Task statement: Would you copy out the whole listing exactly as given?
Supplied data: Begin
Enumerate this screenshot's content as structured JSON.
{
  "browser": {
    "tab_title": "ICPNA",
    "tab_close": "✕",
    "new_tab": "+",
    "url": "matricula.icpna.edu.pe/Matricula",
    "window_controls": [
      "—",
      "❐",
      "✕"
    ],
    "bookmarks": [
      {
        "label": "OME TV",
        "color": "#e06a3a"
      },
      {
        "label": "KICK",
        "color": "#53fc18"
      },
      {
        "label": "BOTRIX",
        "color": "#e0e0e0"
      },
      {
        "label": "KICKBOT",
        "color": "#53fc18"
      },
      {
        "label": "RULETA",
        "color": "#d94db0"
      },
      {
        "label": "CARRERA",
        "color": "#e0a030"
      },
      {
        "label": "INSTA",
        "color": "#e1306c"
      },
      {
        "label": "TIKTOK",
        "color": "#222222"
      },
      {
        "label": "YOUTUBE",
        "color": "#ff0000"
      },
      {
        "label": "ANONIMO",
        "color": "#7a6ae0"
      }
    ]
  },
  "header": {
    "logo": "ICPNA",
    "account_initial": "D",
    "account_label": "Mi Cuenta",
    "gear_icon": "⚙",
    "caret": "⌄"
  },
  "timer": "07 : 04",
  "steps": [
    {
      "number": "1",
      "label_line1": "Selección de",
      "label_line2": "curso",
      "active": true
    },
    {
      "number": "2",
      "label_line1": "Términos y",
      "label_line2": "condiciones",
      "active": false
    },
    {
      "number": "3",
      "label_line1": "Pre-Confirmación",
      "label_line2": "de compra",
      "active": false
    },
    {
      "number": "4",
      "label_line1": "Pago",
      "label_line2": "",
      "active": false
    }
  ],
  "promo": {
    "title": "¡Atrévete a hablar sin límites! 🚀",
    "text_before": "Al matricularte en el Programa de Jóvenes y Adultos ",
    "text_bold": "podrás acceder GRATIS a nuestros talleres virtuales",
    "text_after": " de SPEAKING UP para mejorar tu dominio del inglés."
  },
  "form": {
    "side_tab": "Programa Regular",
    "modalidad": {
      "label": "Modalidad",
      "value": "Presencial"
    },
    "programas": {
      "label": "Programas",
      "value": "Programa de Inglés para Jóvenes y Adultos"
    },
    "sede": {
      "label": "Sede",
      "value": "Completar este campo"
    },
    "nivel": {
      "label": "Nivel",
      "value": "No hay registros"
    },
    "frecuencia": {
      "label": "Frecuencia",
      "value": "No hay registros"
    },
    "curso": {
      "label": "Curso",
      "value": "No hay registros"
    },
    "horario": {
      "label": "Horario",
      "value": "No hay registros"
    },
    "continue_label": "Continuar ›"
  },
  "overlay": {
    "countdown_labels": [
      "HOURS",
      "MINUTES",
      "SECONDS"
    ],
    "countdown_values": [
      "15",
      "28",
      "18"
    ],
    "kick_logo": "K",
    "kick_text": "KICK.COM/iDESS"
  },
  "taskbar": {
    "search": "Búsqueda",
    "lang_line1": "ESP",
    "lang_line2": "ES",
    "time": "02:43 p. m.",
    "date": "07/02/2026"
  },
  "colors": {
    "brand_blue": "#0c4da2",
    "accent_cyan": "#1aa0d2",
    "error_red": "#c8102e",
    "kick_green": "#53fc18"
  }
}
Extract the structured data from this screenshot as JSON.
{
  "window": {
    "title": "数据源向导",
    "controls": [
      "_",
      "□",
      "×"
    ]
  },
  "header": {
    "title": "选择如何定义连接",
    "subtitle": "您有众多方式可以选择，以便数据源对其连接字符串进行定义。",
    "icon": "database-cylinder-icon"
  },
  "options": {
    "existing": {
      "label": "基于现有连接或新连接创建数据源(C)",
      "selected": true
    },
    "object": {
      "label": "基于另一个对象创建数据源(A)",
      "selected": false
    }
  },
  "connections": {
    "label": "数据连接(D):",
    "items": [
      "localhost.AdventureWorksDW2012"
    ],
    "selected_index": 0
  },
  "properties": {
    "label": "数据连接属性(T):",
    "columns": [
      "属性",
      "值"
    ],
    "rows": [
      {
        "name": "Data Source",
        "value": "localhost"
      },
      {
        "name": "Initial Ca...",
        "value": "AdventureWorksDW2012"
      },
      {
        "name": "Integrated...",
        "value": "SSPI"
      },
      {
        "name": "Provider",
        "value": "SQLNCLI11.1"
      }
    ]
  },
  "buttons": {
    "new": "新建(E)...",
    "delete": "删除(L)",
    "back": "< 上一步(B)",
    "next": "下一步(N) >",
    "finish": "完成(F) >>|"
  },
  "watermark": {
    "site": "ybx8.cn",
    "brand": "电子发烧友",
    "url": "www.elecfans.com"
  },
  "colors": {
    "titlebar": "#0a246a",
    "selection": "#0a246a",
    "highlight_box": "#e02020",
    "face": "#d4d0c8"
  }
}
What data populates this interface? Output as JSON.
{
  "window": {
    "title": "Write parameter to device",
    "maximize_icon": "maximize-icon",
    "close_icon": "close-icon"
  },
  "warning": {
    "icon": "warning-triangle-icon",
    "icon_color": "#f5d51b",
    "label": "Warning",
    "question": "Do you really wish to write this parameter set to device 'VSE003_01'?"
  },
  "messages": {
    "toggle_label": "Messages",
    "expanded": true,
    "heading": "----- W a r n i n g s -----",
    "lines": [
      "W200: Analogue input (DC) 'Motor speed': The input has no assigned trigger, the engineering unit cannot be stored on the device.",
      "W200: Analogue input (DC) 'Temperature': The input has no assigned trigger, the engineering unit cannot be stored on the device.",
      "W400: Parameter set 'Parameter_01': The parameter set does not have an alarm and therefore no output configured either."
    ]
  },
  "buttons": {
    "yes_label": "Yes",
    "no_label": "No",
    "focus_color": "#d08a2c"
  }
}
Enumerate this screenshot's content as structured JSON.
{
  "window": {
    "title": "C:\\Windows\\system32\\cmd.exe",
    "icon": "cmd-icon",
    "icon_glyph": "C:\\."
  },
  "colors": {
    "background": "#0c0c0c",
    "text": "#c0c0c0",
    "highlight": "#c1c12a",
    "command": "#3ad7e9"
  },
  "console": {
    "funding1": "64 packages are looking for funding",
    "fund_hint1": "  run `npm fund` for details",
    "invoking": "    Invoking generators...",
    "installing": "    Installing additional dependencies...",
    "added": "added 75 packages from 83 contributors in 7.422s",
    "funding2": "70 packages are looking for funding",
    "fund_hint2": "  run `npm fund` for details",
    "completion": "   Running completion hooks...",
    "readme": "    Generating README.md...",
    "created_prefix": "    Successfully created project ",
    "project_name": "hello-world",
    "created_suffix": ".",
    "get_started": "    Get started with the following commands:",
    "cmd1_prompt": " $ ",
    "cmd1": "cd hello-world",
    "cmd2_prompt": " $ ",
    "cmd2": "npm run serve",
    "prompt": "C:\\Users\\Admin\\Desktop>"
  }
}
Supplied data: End
Result:
Enumerate this screenshot's content as structured JSON.
{
  "browser": {
    "tab_title": "ICPNA",
    "tab_close": "✕",
    "new_tab": "+",
    "url": "matricula.icpna.edu.pe/Matricula",
    "window_controls": [
      "—",
      "❐",
      "✕"
    ],
    "bookmarks": [
      {
        "label": "OME TV",
        "color": "#e06a3a"
      },
      {
        "label": "KICK",
        "color": "#53fc18"
      },
      {
        "label": "BOTRIX",
        "color": "#e0e0e0"
      },
      {
        "label": "KICKBOT",
        "color": "#53fc18"
      },
      {
        "label": "RULETA",
        "color": "#d94db0"
      },
      {
        "label": "CARRERA",
        "color": "#e0a030"
      },
      {
        "label": "INSTA",
        "color": "#e1306c"
      },
      {
        "label": "TIKTOK",
        "color": "#222222"
      },
      {
        "label": "YOUTUBE",
        "color": "#ff0000"
      },
      {
        "label": "ANONIMO",
        "color": "#7a6ae0"
      }
    ]
  },
  "header": {
    "logo": "ICPNA",
    "account_initial": "D",
    "account_label": "Mi Cuenta",
    "gear_icon": "⚙",
    "caret": "⌄"
  },
  "timer": "07 : 04",
  "steps": [
    {
      "number": "1",
      "label_line1": "Selección de",
      "label_line2": "curso",
      "active": true
    },
    {
      "number": "2",
      "label_line1": "Términos y",
      "label_line2": "condiciones",
      "active": false
    },
    {
      "number": "3",
      "label_line1": "Pre-Confirmación",
      "label_line2": "de compra",
      "active": false
    },
    {
      "number": "4",
      "label_line1": "Pago",
      "label_line2": "",
      "active": false
    }
  ],
  "promo": {
    "title": "¡Atrévete a hablar sin límites! 🚀",
    "text_before": "Al matricularte en el Programa de Jóvenes y Adultos ",
    "text_bold": "podrás acceder GRATIS a nuestros talleres virtuales",
    "text_after": " de SPEAKING UP para mejorar tu dominio del inglés."
  },
  "form": {
    "side_tab": "Programa Regular",
    "modalidad": {
      "label": "Modalidad",
      "value": "Presencial"
    },
    "programas": {
      "label": "Programas",
      "value": "Programa de Inglés para Jóvenes y Adultos"
    },
    "sede": {
      "label": "Sede",
      "value": "Completar este campo"
    },
    "nivel": {
      "label": "Nivel",
      "value": "No hay registros"
    },
    "frecuencia": {
      "label": "Frecuencia",
      "value": "No hay registros"
    },
    "curso": {
      "label": "Curso",
      "value": "No hay registros"
    },
    "horario": {
      "label": "Horario",
      "value": "No hay registros"
    },
    "continue_label": "Continuar ›"
  },
  "overlay": {
    "countdown_labels": [
      "HOURS",
      "MINUTES",
      "SECONDS"
    ],
    "countdown_values": [
      "15",
      "28",
      "18"
    ],
    "kick_logo": "K",
    "kick_text": "KICK.COM/iDESS"
  },
  "taskbar": {
    "search": "Búsqueda",
    "lang_line1": "ESP",
    "lang_line2": "ES",
    "time": "02:43 p. m.",
    "date": "07/02/2026"
  },
  "colors": {
    "brand_blue": "#0c4da2",
    "accent_cyan": "#1aa0d2",
    "error_red": "#c8102e",
    "kick_green": "#53fc18"
  }
}
Extract the structured data from this screenshot as JSON.
{
  "window": {
    "title": "数据源向导",
    "controls": [
      "_",
      "□",
      "×"
    ]
  },
  "header": {
    "title": "选择如何定义连接",
    "subtitle": "您有众多方式可以选择，以便数据源对其连接字符串进行定义。",
    "icon": "database-cylinder-icon"
  },
  "options": {
    "existing": {
      "label": "基于现有连接或新连接创建数据源(C)",
      "selected": true
    },
    "object": {
      "label": "基于另一个对象创建数据源(A)",
      "selected": false
    }
  },
  "connections": {
    "label": "数据连接(D):",
    "items": [
      "localhost.AdventureWorksDW2012"
    ],
    "selected_index": 0
  },
  "properties": {
    "label": "数据连接属性(T):",
    "columns": [
      "属性",
      "值"
    ],
    "rows": [
      {
        "name": "Data Source",
        "value": "localhost"
      },
      {
        "name": "Initial Ca...",
        "value": "AdventureWorksDW2012"
      },
      {
        "name": "Integrated...",
        "value": "SSPI"
      },
      {
        "name": "Provider",
        "value": "SQLNCLI11.1"
      }
    ]
  },
  "buttons": {
    "new": "新建(E)...",
    "delete": "删除(L)",
    "back": "< 上一步(B)",
    "next": "下一步(N) >",
    "finish": "完成(F) >>|"
  },
  "watermark": {
    "site": "ybx8.cn",
    "brand": "电子发烧友",
    "url": "www.elecfans.com"
  },
  "colors": {
    "titlebar": "#0a246a",
    "selection": "#0a246a",
    "highlight_box": "#e02020",
    "face": "#d4d0c8"
  }
}
What data populates this interface? Output as JSON.
{
  "window": {
    "title": "Write parameter to device",
    "maximize_icon": "maximize-icon",
    "close_icon": "close-icon"
  },
  "warning": {
    "icon": "warning-triangle-icon",
    "icon_color": "#f5d51b",
    "label": "Warning",
    "question": "Do you really wish to write this parameter set to device 'VSE003_01'?"
  },
  "messages": {
    "toggle_label": "Messages",
    "expanded": true,
    "heading": "----- W a r n i n g s -----",
    "lines": [
      "W200: Analogue input (DC) 'Motor speed': The input has no assigned trigger, the engineering unit cannot be stored on the device.",
      "W200: Analogue input (DC) 'Temperature': The input has no assigned trigger, the engineering unit cannot be stored on the device.",
      "W400: Parameter set 'Parameter_01': The parameter set does not have an alarm and therefore no output configured either."
    ]
  },
  "buttons": {
    "yes_label": "Yes",
    "no_label": "No",
    "focus_color": "#d08a2c"
  }
}
Enumerate this screenshot's content as structured JSON.
{
  "window": {
    "title": "C:\\Windows\\system32\\cmd.exe",
    "icon": "cmd-icon",
    "icon_glyph": "C:\\."
  },
  "colors": {
    "background": "#0c0c0c",
    "text": "#c0c0c0",
    "highlight": "#c1c12a",
    "command": "#3ad7e9"
  },
  "console": {
    "funding1": "64 packages are looking for funding",
    "fund_hint1": "  run `npm fund` for details",
    "invoking": "    Invoking generators...",
    "installing": "    Installing additional dependencies...",
    "added": "added 75 packages from 83 contributors in 7.422s",
    "funding2": "70 packages are looking for funding",
    "fund_hint2": "  run `npm fund` for details",
    "completion": "   Running completion hooks...",
    "readme": "    Generating README.md...",
    "created_prefix": "    Successfully created project ",
    "project_name": "hello-world",
    "created_suffix": ".",
    "get_started": "    Get started with the following commands:",
    "cmd1_prompt": " $ ",
    "cmd1": "cd hello-world",
    "cmd2_prompt": " $ ",
    "cmd2": "npm run serve",
    "prompt": "C:\\Users\\Admin\\Desktop>"
  }
}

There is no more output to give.